H.R. 1599 would impose intergovernmental and private-sector mandates as defined in the Unfunded Mandates Reform Act (UMRA) by doing the following:
- Prohibiting entities from introducing into commerce certain genetically engineered plants for use in food unless they consult with FDA and notify the Secretary of Agriculture;
- Requiring entities (including schools and universities) that sell or label food as produced with or without the use of genetic engineering to meet certain standards and pay fees to obtain certification;
- Requiring entities that label their food products as natural to comply with FDA regulations; and
- Preempting state laws that regulate the use of genetically engineered plants in food and the labeling of food as genetically engineered or natural.
Most entities already consult with FDA before marketing genetically engineered plants or products. Therefore, CBO estimates that the incremental administrative cost of the consultation and notification mandate would be small. The incremental cost of complying with the standards for selling or labeling food products as produced with or without the use of genetic engineering would probably be small for some producers and handlers of products that are independently verified or certified as organic under the NOP. CBO estimates that the fees to obtain certification would amount to about $1 million per year, but CBO has not been able to determine the total cost of that mandate. The costs to producers of foods labeled as natural would depend on future regulations to be issued by the FDA.
Because of uncertainty about the scope and nature of future regulations, CBO cannot determine whether the aggregate cost of the mandates on private entities would exceed the annual threshold established in UMRA for private-sector mandates ($154 million in 2015, adjusted annually for inflation).
Very few public entities are actively engaged in the promotion of genetically modified products, and certified organic farms run by universities would already meet many of the bill’s requirements. Although the bill would limit the application of state laws, it would impose no duty on states that would result in additional spending or a loss of revenues.

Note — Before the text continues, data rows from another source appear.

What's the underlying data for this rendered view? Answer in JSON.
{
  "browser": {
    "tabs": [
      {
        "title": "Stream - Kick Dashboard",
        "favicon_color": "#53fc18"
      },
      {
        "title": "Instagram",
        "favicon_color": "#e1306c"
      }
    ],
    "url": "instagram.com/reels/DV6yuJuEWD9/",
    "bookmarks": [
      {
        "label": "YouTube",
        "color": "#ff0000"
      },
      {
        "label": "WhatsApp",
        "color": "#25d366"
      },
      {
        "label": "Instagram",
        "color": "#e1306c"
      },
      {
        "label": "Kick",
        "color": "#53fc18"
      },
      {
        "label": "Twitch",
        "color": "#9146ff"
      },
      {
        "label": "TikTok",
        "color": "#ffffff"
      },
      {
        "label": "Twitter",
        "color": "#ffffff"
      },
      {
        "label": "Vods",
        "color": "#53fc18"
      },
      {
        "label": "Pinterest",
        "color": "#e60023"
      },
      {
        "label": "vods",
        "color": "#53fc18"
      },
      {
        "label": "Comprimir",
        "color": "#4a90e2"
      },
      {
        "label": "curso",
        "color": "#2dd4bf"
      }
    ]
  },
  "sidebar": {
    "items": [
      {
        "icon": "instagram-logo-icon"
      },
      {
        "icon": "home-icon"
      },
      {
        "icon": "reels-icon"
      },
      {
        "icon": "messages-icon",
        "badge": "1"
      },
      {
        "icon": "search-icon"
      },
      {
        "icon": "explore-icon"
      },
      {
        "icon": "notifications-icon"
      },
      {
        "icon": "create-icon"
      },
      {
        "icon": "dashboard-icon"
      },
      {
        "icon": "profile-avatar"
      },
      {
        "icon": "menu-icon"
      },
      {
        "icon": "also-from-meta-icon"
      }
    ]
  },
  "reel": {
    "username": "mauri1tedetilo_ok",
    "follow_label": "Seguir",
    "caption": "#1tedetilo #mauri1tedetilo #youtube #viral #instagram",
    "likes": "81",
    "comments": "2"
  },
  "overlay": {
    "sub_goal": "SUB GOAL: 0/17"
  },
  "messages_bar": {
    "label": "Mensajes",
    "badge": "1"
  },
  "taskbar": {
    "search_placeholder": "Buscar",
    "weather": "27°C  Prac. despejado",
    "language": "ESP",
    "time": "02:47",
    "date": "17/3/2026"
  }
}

Consequently, CBO estimates that the aggregate cost of the mandates on public entities would fall below the intergovernmental threshold established in UMRA ($77 million in 2015, adjusted annually for inflation).